You’ll hear people say that there’s a lack of good inventory for sale.
The total number of attached and detached homes for sale was 23,649 in September, 2007.
Today it’s down to 10,123, counting those pending short sales that are still marked ‘active’ – it’s probably more likely to be in the 8,000 to 9,000 range. SB mentioned that Sandicor has a new status called ‘CONT’ for sales that have offers in contingent on lender approvals, but it’ll take time before agents incorporate it – there was no mandatory requirement to go back through your listings and re-mark them.
Yet there are virtually no good buys lying around – they get snapped up immediately upon listing.
WHAT CAN BUYERS DO? WAIT – FOR THE FOLLOWING:
A. WAIT FOR LISTING AGENTS TO WAKE UP
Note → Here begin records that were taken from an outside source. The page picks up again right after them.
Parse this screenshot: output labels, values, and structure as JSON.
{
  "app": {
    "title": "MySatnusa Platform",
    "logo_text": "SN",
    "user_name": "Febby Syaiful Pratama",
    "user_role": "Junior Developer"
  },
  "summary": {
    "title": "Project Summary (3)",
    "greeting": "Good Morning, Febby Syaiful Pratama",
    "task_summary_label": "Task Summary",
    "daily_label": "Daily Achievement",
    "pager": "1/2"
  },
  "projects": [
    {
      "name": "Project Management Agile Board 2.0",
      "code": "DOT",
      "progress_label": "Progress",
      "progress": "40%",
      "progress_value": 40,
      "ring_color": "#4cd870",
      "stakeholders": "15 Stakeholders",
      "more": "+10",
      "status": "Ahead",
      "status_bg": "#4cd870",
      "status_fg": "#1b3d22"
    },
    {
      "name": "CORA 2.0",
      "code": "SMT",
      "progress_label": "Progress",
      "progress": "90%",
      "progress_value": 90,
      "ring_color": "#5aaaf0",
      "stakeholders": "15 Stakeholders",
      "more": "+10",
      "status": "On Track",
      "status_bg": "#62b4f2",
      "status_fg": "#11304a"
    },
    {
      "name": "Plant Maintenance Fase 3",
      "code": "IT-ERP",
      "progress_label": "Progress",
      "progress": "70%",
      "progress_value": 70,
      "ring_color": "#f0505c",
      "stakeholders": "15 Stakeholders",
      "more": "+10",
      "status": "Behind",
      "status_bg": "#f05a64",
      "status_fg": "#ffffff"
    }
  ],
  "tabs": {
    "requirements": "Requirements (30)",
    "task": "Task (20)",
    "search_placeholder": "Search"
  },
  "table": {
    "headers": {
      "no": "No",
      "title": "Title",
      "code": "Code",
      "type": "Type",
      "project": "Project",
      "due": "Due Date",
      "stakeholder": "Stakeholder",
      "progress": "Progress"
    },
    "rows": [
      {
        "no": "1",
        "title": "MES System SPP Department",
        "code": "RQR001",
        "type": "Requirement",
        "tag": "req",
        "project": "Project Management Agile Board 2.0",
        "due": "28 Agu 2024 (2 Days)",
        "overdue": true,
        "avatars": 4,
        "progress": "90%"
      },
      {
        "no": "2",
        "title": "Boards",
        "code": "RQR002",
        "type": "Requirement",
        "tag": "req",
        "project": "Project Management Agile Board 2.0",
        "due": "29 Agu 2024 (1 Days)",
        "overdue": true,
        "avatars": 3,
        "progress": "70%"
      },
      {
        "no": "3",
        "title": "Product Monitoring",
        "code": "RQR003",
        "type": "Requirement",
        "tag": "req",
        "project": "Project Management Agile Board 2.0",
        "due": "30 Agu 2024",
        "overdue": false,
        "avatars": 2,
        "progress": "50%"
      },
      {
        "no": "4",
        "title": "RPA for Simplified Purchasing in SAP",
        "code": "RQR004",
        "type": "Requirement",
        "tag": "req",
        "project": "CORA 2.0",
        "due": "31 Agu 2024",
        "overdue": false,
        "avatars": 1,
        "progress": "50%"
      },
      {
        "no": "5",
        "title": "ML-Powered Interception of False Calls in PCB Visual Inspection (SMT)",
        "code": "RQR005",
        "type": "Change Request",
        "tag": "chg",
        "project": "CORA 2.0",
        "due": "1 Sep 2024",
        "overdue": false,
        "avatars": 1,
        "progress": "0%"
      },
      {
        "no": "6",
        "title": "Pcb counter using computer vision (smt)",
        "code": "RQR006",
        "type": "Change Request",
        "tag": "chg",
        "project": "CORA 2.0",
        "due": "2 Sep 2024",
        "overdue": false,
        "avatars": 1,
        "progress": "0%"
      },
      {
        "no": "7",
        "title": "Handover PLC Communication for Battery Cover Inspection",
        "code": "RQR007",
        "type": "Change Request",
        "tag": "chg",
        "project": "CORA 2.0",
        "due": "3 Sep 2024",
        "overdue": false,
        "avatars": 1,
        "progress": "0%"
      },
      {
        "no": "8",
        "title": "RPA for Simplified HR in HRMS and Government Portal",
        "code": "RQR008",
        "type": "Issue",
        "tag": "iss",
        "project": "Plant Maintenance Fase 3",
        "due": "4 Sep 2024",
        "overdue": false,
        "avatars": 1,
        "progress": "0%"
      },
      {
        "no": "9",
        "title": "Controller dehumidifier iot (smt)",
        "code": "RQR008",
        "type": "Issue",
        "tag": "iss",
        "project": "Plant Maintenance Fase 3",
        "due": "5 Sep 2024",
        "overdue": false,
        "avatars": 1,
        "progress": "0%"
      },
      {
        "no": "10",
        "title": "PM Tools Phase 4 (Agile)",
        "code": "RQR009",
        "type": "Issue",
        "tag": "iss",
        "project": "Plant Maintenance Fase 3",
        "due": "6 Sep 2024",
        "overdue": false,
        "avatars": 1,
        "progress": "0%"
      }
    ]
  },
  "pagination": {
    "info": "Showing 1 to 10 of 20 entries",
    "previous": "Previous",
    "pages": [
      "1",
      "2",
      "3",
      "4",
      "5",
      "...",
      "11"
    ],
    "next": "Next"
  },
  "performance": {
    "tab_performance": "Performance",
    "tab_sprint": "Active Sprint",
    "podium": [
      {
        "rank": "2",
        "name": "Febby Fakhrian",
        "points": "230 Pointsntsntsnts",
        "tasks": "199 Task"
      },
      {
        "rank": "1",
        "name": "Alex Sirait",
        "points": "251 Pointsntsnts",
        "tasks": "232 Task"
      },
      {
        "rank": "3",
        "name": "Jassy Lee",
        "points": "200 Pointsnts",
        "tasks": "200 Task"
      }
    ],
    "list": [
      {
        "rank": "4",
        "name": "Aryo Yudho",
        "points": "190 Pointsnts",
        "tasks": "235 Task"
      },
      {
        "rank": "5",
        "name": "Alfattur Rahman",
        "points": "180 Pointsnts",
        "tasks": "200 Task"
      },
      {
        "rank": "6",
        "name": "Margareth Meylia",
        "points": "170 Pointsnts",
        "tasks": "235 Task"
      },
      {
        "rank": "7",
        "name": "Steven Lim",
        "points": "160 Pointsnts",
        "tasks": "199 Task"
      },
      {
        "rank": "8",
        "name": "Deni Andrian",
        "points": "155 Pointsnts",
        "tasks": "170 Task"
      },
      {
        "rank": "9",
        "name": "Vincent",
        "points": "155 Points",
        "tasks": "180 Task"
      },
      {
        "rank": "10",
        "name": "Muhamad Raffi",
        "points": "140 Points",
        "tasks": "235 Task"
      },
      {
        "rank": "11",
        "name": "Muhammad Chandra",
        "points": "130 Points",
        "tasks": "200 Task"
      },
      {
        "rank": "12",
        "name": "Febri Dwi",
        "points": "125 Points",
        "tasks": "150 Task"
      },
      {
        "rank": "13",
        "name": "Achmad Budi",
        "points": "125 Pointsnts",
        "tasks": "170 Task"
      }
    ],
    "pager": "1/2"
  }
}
There are still thousands of homes for sale, but their listing agents are drinking the kool-aid. They read headines that say sales are up, and hear stories around the water cooler about hot deals and multiple offers. They want to believe that it’s just a matter of time before a buyer comes along.
Excuses heard recently from agents trying to justify their list price, and, as a result, not selling:
- “It has six figures in upgrades” (no offers in almost 3 months of trying)
- “Just have to find the right buyer” (1950s home in original condition)”
- “For that money you should be looking at condos” (same agent trying to sell since 9/07)
- “You’re going to have to do better than that, kiddo.”
If a house is on the open market, the only question that matters is, “Have you had offers?”
If the answer is no, then the price is TOO HIGH! Yet even the experienced veteran agents think that their job is to protect their sellers from selling too low, and to wait instead for that magical ‘LUCKY SALE’. “Waiting” works when prices are increasing – but in this market, agents have a fiduciary duty to tell their sellers to lower their price. But they don’t do it.
B. WAIT FOR MORE REOs
Everyone is talking about it, from Bruce Norris to Dan McAllister, from the blogging community to the local grocery bagger.
More REOs coming to market will provide inventory that is hard to find today – properties with the right price, and that you can buy today. In the better areas that have had fewer bank-owneds, a frenzy will break out at the sight of a well-priced REO.
The coming REO listings could get absorbed, with the lack of other realistically-priced listings – everything else on the market is picked over, and buyers want new meat! The recent REOs haven’t been selling cheap either.
You can see them coming too – here are the SFRs on the foreclosure lists: 30 in Rancho Santa Fe, 50 in Del Mar/Solana Beach, 70 in Carmel Valley (29), 130 in Encinitas (25), and 300 in Carlsbad (26). In parenthesis are those valued over $1 million.
If the aren’t enough buyers, the motivated bank-sellers will lower their prices until sold. But they haven’t had to discount many REOs, at least so far. They’ve been very successful listing at 2%-5% under comps – with more REOs in the higher price ranges, that formula may get tested.
C. TRY SHORT SALES
There will probably be more short sales coming to market, than foreclosures – only because it’s still early. If you have time (3-6 months) to wait and see if the bank will approve your terms, then there could be some opportunity. But patience is required.
The banks aren’t rolling over on lowball short sales.
The agent in La Costa Oaks who tried to dump and run at $920,000 had to put the listing back on the market yesterday – for $1,065,000, the bank’s appraised value.
D. EXPAND YOUR TARGET ZONE
If schools are a primary motivator, investigate them carefully. The high schools especially have seen movement – did you know that La Jolla, Torrey Pines, CCA, La Costa Canyon, Carlsbad, and San Marcos High Schools are all rated an “8” at the website www.greatschools.net? I don’t know much about the website’s accuracy, but it wasn’t that long ago that they rated Torrey Pines a “10”.
There are reports of rampant drug use at all SD high schools (my oldest is graduating next week!).
E. PAY MORE
I don’t condone over-paying – most listings I see are 10% to 20% too high, and you have to let them go. But if you are within 1-2% of making a deal, consider the benefit of ending the frustration. It will get more frustrating, not less, should more foreclosures hit your market. The additional competition between buyers will likely push prices beyond the ‘nice buy’ range, and into the ‘retail-ish’ range.
In summary, the longer you wait, the better your chances of seeing more product, but finding the right house at the right price is very difficult. I think that there are many homeowners who are just now defaulting, and will hit the market as short sales or REOs over the next 1-2 years. They should help fuel the supply, but if you can’t find the right house at the right price, it won’t matter much.